A real economic danger for Britain is the potential for the transfer of some of our existing trade to Europe principally in the manufacture of vehicles and financial services. Any transfers from these areas would make Britain poorer whilst transferring earnings to the EU and offsetting any negative impacts of imposing trade sanctions on the UK. The EU could incentivise US, Japanese and European car manufacturers who currently manufacture in the UK to move those operations to other European countries. Greece, Portugal, Spain, Italy or any number of other EU nations would jump at the chance to boost their economies by taking on these current UK operations. Likewise in banking services the EU could engineer a transfer of Euro trade out of London to other European cities such as Frankfurt, Paris or Madrid. The multinational businesses that trade in London have no intrinsic loyalty to the UK and would have every incentive to move their operations if it were economically profitable. Goldman Sachs has already stated it has contingency plans to move parts of its business if necessary.

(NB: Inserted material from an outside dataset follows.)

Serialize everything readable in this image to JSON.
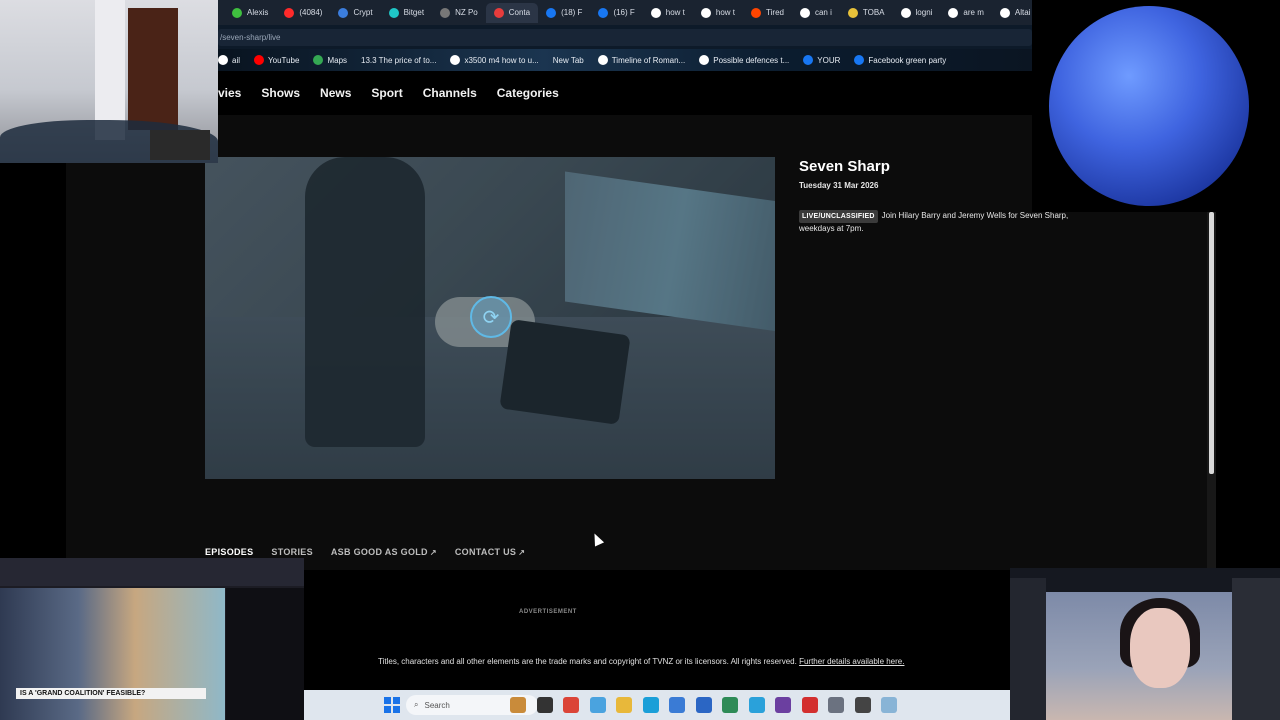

Britain’s annual contribution to the EU is reported at approximately £13bn after rebate. Based on recent demands from EU sources Britain will have to pay between £50bn to £100bn as part of the exit negotiations. It also seems highly likely that some ongoing payment will be payable should the UK wish to be a party to continent wide security structures including European border controls, science initiatives and other programmes. In addition Britain will need to pay compensation payments internally where EU funding currently is made in areas like agriculture and the Arts. The promised savings it would be appear are likely to be substantially less than promised at the time of the referendum.

Many in the pro Brexit camp claim that any negative impact on trade with the EU can be compensated by trade with the rest of the world. The much cited claim is that the EU consists of only 27 countries but that there are over 187 countries outside the EU to trade with. Not withstanding the fact that there are currently at most only 195 countries in the world meaning there are only 167 other countries to trade with it is a fact that only a very small number of nations are of sufficient size to be major trading partners. Sudan is number 62 in the global GDP figures (according to World Bank data) which would suggest that in reality there are at most 30 significant trading partners outside the EU.

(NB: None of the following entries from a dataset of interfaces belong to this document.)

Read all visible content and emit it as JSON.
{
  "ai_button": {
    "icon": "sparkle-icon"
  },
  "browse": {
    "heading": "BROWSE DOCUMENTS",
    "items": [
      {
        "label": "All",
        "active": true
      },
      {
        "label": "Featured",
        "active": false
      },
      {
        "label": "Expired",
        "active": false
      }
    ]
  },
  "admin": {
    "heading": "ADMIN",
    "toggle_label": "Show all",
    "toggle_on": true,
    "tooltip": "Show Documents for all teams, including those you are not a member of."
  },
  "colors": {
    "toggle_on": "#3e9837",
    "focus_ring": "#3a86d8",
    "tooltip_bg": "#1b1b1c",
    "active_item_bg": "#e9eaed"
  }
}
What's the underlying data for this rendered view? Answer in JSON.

We already trade with the US, China, India, Australia and others. The likelihood is that these trade flows will stay more or less as they are in the near future. The best scenario is that we may pick up some additional trade to compensate for any losses from trading within the single market. But the fact is there is nothing to stop us trading with these nations now in any substantive way and that leaving the single market will not suddenly give rise to new trading opportunities. It is easier to trade with your near neighbours than with those geographically further away. The negotiation of more advantageous trading positions will need time and involve a two way dialogue to create mutual benefits. Such negotiations are never easy. Donald Trump espouses an “America first” mantra and the UK and others will harbour similar nationalistic desires.

Many criticised those that campaigned to remain in the EU as proponents of Project Fear and that beyond life in the EU there existed a brave new world of opportunity to “make Britain great again”. Maybe it is not Project Fear we should be concerned about but the purveyors of false optimism.